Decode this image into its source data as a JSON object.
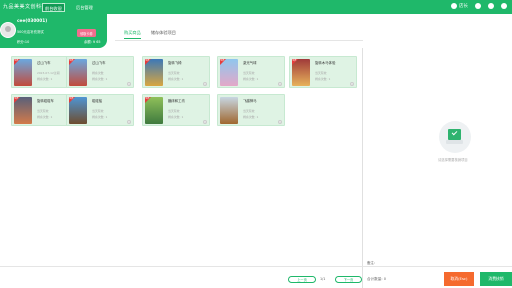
{
  "header": {
    "logo": "九品美美文创科技",
    "tabs": [
      {
        "label": "前台收银"
      },
      {
        "label": "后台管理"
      }
    ],
    "user_label": "店长",
    "colors": {
      "brand": "#1fb86a"
    }
  },
  "user": {
    "name": "cee(030001)",
    "shop": "500元店补充测试",
    "points": "积分:10",
    "action_button": "领取卡券",
    "balance": "余额: ¥ 65"
  },
  "tabs": [
    {
      "label": "购买商品"
    },
    {
      "label": "储存体验项目"
    }
  ],
  "cards": [
    {
      "title": "过山飞车",
      "line1": "2023-07-12过期",
      "line2": "剩余次数: 1",
      "tag": "免费"
    },
    {
      "title": "过山飞车",
      "line1": "剩余次数",
      "line2": "剩余次数: 1",
      "tag": "免费"
    },
    {
      "title": "旋转飞椅",
      "line1": "当天有效",
      "line2": "剩余次数: 1",
      "tag": "免费"
    },
    {
      "title": "激光气球",
      "line1": "当天有效",
      "line2": "剩余次数: 1",
      "tag": "免费"
    },
    {
      "title": "旋转木马体验",
      "line1": "当天有效",
      "line2": "剩余次数: 1",
      "tag": "免费"
    },
    {
      "title": "旋转碰碰车",
      "line1": "当天有效",
      "line2": "剩余次数: 1",
      "tag": "免费"
    },
    {
      "title": "碰碰船",
      "line1": "当天有效",
      "line2": "剩余次数: 1",
      "tag": "免费"
    },
    {
      "title": "蹦床和工坊",
      "line1": "当天有效",
      "line2": "剩余次数: 1",
      "tag": "免费"
    },
    {
      "title": "飞越神马",
      "line1": "当天有效",
      "line2": "剩余次数: 1",
      "tag": ""
    }
  ],
  "empty": {
    "text": "请选择需要核销项目"
  },
  "remark_label": "备注:",
  "pagination": {
    "prev": "上一页",
    "info": "1/1",
    "next": "下一页"
  },
  "total": "合计数量: 0",
  "actions": {
    "cancel": "取消(Esc)",
    "confirm": "消费核销"
  }
}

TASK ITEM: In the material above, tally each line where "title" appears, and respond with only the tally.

ANSWER FOR THIS EXERCISE: 9